SARCA wishes to publically acknowledge the vital contributions that our natural history museums make to the documentation of biodiversity. Their work is largely unsung, unappreciated, and under-funded, but we at SARCA appreciate it very much!

The gap analysis is being carried out by Dr Barend Erasmus and Bryan Maritz at Wits University. They have digitized all the distribution maps in Bill Branch's 1998 field guide, and those maps of "expected distribution" now provide a basis for comparision with the actual hard data available. The difference between the two will tell us where the priorities for fieldwork lie.

The preliminary results of the gap analysis will be available by the end of August, and will be posted to the website (www.saherps.net) so that everyone can see where we would most like them to go! Marius Burger, the SARCA Project Herpetologist, will then set about planning his first field season.

Of course, volunteers are also going to make a big and important contribution to SARCA. They have already begun to send in their photographic submissions, and very exciting it has been to receive them! During May, I received submissions from the following 13 volunteers:

  • Slabbert M. (very first submission)
  • Stander M.J. Becker R. (4)
  • McCleland W. (7 - second most)
  • Phelps T. Webster K. (7 - second most)
  • Harebottle D. (3)
  • Peacock F. (8 - most)
  • Burger F.
  • Incledon P.
  • Deal J.
  • Ewart-Smith J.
  • De Beer C.

A very big THANK YOU! to all of you for getting in early and helping SARCA to get started.
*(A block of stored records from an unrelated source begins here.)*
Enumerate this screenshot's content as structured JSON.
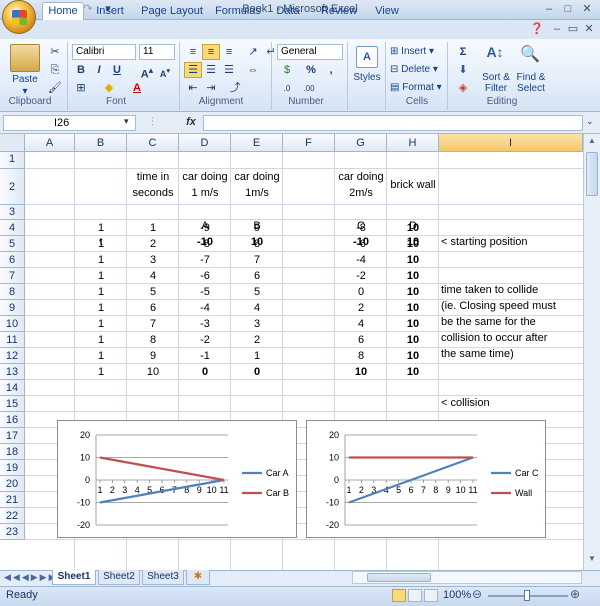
{
  "window": {
    "title": "Book1 - Microsoft Excel"
  },
  "ribbon_tabs": [
    "Home",
    "Insert",
    "Page Layout",
    "Formulas",
    "Data",
    "Review",
    "View"
  ],
  "clipboard": {
    "paste": "Paste",
    "label": "Clipboard"
  },
  "font": {
    "name": "Calibri",
    "size": "11",
    "label": "Font"
  },
  "alignment": {
    "label": "Alignment"
  },
  "number": {
    "format": "General",
    "label": "Number"
  },
  "styles": {
    "button": "Styles"
  },
  "cells": {
    "insert": "Insert",
    "delete": "Delete",
    "format": "Format",
    "label": "Cells"
  },
  "editing": {
    "sort": "Sort &",
    "sort2": "Filter",
    "find": "Find &",
    "find2": "Select",
    "label": "Editing"
  },
  "formula_bar": {
    "name_box": "I26",
    "fx": "fx"
  },
  "columns": [
    "A",
    "B",
    "C",
    "D",
    "E",
    "F",
    "G",
    "H",
    "I"
  ],
  "rows": [
    "1",
    "2",
    "3",
    "4",
    "5",
    "6",
    "7",
    "8",
    "9",
    "10",
    "11",
    "12",
    "13",
    "14",
    "15",
    "16",
    "17",
    "18",
    "19",
    "20",
    "21",
    "22",
    "23"
  ],
  "headers": {
    "c1a": "time in",
    "c1b": "seconds",
    "d1a": "car doing",
    "d1b": "1 m/s",
    "e1a": "car doing",
    "e1b": "1m/s",
    "g1a": "car doing",
    "g1b": "2m/s",
    "h1": "brick wall",
    "d2": "A",
    "e2": "B",
    "g2": "C",
    "h2": "D"
  },
  "table": {
    "b3": "t",
    "d3": "-10",
    "e3": "10",
    "g3": "-10",
    "h3": "10",
    "i3": "< starting position",
    "rows": [
      [
        "1",
        "1",
        "-9",
        "9",
        "-8",
        "10"
      ],
      [
        "1",
        "2",
        "-8",
        "8",
        "-6",
        "10"
      ],
      [
        "1",
        "3",
        "-7",
        "7",
        "-4",
        "10"
      ],
      [
        "1",
        "4",
        "-6",
        "6",
        "-2",
        "10"
      ],
      [
        "1",
        "5",
        "-5",
        "5",
        "0",
        "10"
      ],
      [
        "1",
        "6",
        "-4",
        "4",
        "2",
        "10"
      ],
      [
        "1",
        "7",
        "-3",
        "3",
        "4",
        "10"
      ],
      [
        "1",
        "8",
        "-2",
        "2",
        "6",
        "10"
      ],
      [
        "1",
        "9",
        "-1",
        "1",
        "8",
        "10"
      ],
      [
        "1",
        "10",
        "0",
        "0",
        "10",
        "10"
      ]
    ],
    "i13": "< collision",
    "note": [
      "time taken to collide",
      "(ie. Closing speed must",
      "be the same for the",
      "collision to occur after",
      "the same time)"
    ]
  },
  "chart_data": [
    {
      "type": "line",
      "x": [
        1,
        2,
        3,
        4,
        5,
        6,
        7,
        8,
        9,
        10,
        11
      ],
      "categories": [
        "1",
        "2",
        "3",
        "4",
        "5",
        "6",
        "7",
        "8",
        "9",
        "10",
        "11"
      ],
      "series": [
        {
          "name": "Car A",
          "color": "#4f81bd",
          "values": [
            -10,
            -9,
            -8,
            -7,
            -6,
            -5,
            -4,
            -3,
            -2,
            -1,
            0
          ]
        },
        {
          "name": "Car B",
          "color": "#c0504d",
          "values": [
            10,
            9,
            8,
            7,
            6,
            5,
            4,
            3,
            2,
            1,
            0
          ]
        }
      ],
      "ylim": [
        -20,
        20
      ],
      "yticks": [
        "20",
        "10",
        "0",
        "-10",
        "-20"
      ],
      "legend": "right",
      "grid": true
    },
    {
      "type": "line",
      "x": [
        1,
        2,
        3,
        4,
        5,
        6,
        7,
        8,
        9,
        10,
        11
      ],
      "categories": [
        "1",
        "2",
        "3",
        "4",
        "5",
        "6",
        "7",
        "8",
        "9",
        "10",
        "11"
      ],
      "series": [
        {
          "name": "Car C",
          "color": "#4f81bd",
          "values": [
            -10,
            -8,
            -6,
            -4,
            -2,
            0,
            2,
            4,
            6,
            8,
            10
          ]
        },
        {
          "name": "Wall",
          "color": "#c0504d",
          "values": [
            10,
            10,
            10,
            10,
            10,
            10,
            10,
            10,
            10,
            10,
            10
          ]
        }
      ],
      "ylim": [
        -20,
        20
      ],
      "yticks": [
        "20",
        "10",
        "0",
        "-10",
        "-20"
      ],
      "legend": "right",
      "grid": true
    }
  ],
  "sheets": [
    "Sheet1",
    "Sheet2",
    "Sheet3"
  ],
  "status": {
    "ready": "Ready",
    "zoom": "100%"
  }
}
Keep those photos coming!

Our IT boffin, René Navarro, has designed and created the database, with the assistance of Reuben, Nick and Jesse at SANBI, and got all of your pictures online in the SARCA "virtual museum". This is now up and running - please go to the website and have a look! The panel of experts who will be identifying your pictures has been appointed, and their identifications and comments will shortly begin to appear with your records in the virtual museum (VM). Make sure you go and find out what animal it was that you photographed!

This week I presented a poster on SARCA at the Fifth World Congress of Herpetology, held in Stellenbosch. Several delegates from various parts of the world took an interest in what we are setting out to do with SARCA.

So, in short, SARCA is off to a flying start. I go into hospital on Monday to have new knees fitted to replace my half-century-old ones that have worn out. Unfortunately, I will be out of action until August, so please be patient if I don't respond to your communications promptly. With many thanks for the support given by all of you to SARCA

James Harrison
SARCA Project Coordinator

 


South African National Biodiversity Institute Herpetological Association of Africa Avian Demography Unit

"SARCA is a joint project of the South African National Biodiversity Institute (SANBI), the Herpetological Association of Africa (HAA), and the Avian Demography Unit (ADU), Department of Statistical Sciences, University of Cape Town."

 

  

[ Document posted on 27 Jun 2005 ]

    September 20, 2017, 11:43 pm